The son of a preacher man, Mississippi-raised Paul Thorn spent much of his childhood in church, participating in multiple weekly services with his father as well as at neighboring African American congregations, where he became entranced with the music.
As an accomplished painter, former professional boxer and seasoned skydiver, Thorn has never shied away from new challenges, but cutting a gospel record was just like going home.
Thorn's father Wayne was a bishop in the Church of God of Prophecy, a Pentecostal denomination, and Thorn was just three when he began singing and playing tambourine at services. Congregational participation was valued more than skilled soloists, and Thorn also found a showcase for his talents at Saturday night "singings."
But his most memorable musical experiences were at an African American branch of his father's church, the Okolona Sunrise Church of Prophecy. "There might be ten people playing the tambourine, but the rhythm was locked in, and they'd let me play bass. I loved the Appalachian gospel of my parents' church, but it was a treat to play with those musicians. They worshiped in a different way and the music was different, and I feel blessed to have been in that church setting."
Thorn continues to be inspired by the strong sense of communion that was fostered by musical fellowship. "One of things that I take a lot of pride in is that I love everybody, and what I learned in church paid dividends. When I'm up there entertaining it's also a glimpse of what my life has been and how gospel music has molded me into who I am."

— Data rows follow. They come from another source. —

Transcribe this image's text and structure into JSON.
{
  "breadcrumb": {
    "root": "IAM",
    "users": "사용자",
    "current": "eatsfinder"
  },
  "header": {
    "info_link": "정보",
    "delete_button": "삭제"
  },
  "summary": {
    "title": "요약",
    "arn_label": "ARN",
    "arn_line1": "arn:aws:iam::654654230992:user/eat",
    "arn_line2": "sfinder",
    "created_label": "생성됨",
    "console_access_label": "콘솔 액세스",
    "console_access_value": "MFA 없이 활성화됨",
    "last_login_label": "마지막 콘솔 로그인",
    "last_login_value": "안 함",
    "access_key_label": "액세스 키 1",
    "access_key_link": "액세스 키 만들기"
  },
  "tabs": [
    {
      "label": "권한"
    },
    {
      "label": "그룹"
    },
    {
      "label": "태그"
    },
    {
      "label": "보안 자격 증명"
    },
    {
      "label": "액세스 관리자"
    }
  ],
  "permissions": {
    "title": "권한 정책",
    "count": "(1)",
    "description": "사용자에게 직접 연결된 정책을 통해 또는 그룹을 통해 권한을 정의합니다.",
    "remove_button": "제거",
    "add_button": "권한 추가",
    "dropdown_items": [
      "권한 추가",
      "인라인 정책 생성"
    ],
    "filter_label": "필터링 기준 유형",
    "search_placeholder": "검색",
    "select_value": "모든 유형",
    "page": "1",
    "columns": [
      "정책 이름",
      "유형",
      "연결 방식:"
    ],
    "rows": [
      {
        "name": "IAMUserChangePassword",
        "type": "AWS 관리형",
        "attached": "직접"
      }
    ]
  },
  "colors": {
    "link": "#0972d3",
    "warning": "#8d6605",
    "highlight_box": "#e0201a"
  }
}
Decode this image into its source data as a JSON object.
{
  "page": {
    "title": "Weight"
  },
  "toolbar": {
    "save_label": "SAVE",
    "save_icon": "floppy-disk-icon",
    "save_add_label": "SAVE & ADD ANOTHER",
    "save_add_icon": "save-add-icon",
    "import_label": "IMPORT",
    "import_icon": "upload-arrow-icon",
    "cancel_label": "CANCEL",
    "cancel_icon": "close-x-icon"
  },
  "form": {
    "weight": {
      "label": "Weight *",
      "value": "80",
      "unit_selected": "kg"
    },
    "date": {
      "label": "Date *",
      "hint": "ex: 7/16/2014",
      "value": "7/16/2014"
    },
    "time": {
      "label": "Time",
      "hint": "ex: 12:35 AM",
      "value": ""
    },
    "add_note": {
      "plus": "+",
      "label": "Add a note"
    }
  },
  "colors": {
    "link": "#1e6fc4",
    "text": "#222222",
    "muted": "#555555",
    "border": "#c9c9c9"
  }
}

Thorn's parents wouldn't allow him listen to secular music at home (in his teens, he had to hide his only two LPs - Elton John and Huey Lewis - from his father), so he listened at friends' houses to Kiss, Peter Frampton, and the bawdy "chitlin' circuit" comedy albums that he credits with inspiring the dark sense of humor that pervades his lyrics. But gospel music remains Thorn's most abiding musical touchstone, the sound that first stirred his soul.
He was just 14 when sometime gospel artist Elvis Presley died - "The world stood still in Tupelo," he recalls. While the King's records weren't a major influence, Thorn emphasizes the similarity of their early experiences.
"Elvis literally went to a lot of the same churches I did. It's almost identical how we started. When they filmed him from the waist up it wasn't vulgar, it was the moves he learned in church, dancing in the spirit."
“Paul Thorn is a natural-born Southern storyteller with humble stage banter and musical delivery that’s gritty and gruff.”
-National Public Radio
At 18, Thorn was caught sneaking out his bedroom window to romance a young neighbor, and his father presented the ultimatum of publicly repenting or "disfellowship" - losing his church membership. He chose the latter and immediately took out a loan to buy a trailer, landed a full-time job at a furniture factory and joined the National Guard.
Tupelo presented few avenues for professional musicians, but Thorn soon met his longtime songwriting partner Billy Maddox, who had strong ties to the musical hub of Muscle Shoals. The duo began writing under contract for Rick Hall, owner of the legendary Fame Recording Studios, where Thorn cut demos of their songs.
As a performer, Thorn was playing solo gigs in Tupelo for $50 a night and further supplemented his factory income with boxing. He learned to box from his paternal uncle Merle, a one-time pimp celebrated in "Pimps and Preachers," Thorn's autobiographical song about his two mentors: "One drug me through the darkness/One led me to the light/One showed me how to love/One taught me how to fight."
Thorn would box 14 professional fights (10-3-1) as a middleweight between 1985 and 1988 with his most prominent match against four-time World Champion Roberto Duran. He lasted a respectable six rounds before a doctor stopped the fight due to multiple cuts.
Although proud of his boxing career, Thorn says that he's not surprised he's achieved more success as a performer. "I went a long way in boxing, and got to fight one of the greatest, but the reason Duran beat me and everyone else was that he had the ability to relax under extreme pressure. When I was in the ring I was nervous and afraid, but when I'm on stage I'm comfortable. I've been singing in front of people all my life and I know what I've got to do."
Mission Temple Fireworks Revival
featuring Paul Thorn & Band, Blind Boys of Alabama and The McCrary Sisters
Saturday, Nov. 17 at 8 pm